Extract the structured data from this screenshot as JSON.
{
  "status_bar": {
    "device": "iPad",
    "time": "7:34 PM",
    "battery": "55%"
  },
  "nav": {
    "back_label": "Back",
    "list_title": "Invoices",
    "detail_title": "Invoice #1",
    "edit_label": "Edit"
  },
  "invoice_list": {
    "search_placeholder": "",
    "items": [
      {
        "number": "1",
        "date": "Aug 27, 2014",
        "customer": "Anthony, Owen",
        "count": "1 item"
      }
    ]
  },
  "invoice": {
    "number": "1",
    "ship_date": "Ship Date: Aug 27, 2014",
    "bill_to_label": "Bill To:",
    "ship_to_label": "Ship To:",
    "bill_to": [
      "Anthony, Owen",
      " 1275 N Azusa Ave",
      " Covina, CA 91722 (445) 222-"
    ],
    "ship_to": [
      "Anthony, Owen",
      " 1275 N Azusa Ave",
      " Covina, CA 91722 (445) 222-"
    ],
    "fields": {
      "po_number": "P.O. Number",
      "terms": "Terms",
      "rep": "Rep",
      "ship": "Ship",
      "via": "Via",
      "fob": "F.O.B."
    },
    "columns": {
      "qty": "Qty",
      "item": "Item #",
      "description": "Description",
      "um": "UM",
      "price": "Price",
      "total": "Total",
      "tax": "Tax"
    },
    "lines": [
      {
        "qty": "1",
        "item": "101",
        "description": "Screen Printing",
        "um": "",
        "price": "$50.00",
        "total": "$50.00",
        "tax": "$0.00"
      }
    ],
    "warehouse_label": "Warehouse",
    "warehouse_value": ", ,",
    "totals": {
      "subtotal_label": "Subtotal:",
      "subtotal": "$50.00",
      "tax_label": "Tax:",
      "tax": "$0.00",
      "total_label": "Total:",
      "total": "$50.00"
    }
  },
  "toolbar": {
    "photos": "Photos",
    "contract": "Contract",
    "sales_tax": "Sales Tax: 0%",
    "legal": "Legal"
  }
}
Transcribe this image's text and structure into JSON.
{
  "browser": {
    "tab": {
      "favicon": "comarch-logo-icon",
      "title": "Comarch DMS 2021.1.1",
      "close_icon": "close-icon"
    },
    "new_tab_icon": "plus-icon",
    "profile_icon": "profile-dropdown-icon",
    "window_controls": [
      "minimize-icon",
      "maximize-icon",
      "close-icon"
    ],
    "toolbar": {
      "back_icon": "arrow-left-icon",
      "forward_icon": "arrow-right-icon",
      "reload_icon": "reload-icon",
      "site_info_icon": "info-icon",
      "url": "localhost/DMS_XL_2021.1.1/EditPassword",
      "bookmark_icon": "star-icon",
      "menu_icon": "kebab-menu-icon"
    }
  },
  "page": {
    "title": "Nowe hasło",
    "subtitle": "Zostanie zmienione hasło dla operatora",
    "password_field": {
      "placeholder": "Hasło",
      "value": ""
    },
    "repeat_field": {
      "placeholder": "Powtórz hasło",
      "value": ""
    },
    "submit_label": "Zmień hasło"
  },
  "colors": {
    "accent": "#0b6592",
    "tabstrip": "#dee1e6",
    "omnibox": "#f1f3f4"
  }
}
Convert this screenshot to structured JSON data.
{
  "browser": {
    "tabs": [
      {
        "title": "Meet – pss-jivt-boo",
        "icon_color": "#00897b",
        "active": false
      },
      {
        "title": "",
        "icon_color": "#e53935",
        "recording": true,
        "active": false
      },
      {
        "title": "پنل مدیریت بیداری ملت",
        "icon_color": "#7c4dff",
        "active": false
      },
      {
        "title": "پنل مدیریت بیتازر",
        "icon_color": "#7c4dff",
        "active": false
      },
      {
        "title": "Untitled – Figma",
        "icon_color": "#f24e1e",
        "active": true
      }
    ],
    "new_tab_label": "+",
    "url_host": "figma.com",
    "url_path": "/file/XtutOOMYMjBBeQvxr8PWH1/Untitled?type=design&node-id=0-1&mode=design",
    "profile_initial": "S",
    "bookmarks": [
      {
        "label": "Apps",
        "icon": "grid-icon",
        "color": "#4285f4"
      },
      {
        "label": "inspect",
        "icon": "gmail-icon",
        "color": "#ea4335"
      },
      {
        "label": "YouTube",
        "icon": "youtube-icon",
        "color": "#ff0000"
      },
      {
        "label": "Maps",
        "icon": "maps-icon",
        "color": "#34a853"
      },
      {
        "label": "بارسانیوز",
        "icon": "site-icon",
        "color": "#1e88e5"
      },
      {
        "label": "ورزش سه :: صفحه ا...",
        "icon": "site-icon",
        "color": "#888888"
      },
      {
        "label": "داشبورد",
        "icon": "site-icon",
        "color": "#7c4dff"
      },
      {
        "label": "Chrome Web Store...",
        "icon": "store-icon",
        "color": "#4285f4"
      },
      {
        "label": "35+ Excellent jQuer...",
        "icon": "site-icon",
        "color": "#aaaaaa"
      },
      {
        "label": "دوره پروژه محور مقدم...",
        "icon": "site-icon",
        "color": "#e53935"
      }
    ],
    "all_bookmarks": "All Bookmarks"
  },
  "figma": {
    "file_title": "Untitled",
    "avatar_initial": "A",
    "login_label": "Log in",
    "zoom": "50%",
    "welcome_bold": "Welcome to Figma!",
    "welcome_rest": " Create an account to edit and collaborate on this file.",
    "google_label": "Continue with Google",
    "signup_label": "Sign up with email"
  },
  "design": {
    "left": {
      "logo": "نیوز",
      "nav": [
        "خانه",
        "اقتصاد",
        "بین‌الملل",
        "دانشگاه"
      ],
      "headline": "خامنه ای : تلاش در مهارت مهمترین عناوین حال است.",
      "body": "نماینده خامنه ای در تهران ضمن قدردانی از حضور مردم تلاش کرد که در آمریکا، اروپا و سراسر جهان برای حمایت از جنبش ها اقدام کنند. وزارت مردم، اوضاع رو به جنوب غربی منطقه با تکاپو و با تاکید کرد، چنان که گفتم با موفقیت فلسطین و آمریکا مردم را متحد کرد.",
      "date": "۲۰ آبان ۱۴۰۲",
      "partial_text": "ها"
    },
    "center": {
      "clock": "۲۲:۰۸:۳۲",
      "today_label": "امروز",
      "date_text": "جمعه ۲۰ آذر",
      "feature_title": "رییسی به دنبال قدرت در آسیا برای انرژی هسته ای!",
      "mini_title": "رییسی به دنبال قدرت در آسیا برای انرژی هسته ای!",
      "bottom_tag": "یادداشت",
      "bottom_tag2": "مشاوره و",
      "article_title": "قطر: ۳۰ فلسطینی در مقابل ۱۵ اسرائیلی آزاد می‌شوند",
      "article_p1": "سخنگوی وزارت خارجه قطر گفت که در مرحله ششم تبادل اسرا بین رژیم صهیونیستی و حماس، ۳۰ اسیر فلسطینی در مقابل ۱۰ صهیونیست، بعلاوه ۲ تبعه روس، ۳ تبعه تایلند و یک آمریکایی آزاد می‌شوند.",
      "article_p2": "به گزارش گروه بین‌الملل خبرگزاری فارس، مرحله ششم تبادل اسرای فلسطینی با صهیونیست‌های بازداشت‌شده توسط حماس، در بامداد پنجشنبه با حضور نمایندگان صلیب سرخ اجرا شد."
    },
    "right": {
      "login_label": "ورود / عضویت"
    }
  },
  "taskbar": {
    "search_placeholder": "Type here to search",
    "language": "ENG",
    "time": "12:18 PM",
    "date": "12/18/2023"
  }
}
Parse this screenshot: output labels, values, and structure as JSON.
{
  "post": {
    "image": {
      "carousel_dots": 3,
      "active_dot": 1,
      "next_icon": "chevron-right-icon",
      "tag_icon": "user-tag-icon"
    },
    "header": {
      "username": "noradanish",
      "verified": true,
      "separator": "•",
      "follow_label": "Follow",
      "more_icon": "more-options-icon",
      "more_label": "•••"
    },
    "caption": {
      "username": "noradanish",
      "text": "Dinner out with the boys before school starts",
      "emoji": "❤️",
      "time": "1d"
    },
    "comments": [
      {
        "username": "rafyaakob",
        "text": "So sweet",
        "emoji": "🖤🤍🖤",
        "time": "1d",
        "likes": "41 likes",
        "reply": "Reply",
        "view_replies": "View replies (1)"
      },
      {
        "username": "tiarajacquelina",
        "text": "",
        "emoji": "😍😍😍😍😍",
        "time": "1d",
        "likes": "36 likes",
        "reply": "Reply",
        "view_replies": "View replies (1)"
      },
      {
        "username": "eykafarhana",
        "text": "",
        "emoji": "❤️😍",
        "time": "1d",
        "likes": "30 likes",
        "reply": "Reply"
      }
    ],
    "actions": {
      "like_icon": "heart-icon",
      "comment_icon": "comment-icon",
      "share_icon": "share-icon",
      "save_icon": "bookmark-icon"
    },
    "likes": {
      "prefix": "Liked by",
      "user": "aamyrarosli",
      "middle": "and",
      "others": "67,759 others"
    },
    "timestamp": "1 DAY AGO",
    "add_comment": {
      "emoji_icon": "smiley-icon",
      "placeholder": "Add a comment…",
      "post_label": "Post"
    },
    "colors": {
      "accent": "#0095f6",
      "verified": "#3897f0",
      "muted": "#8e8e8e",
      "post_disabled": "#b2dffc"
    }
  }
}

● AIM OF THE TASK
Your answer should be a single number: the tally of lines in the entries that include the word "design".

● EXERCISE SOLUTION
2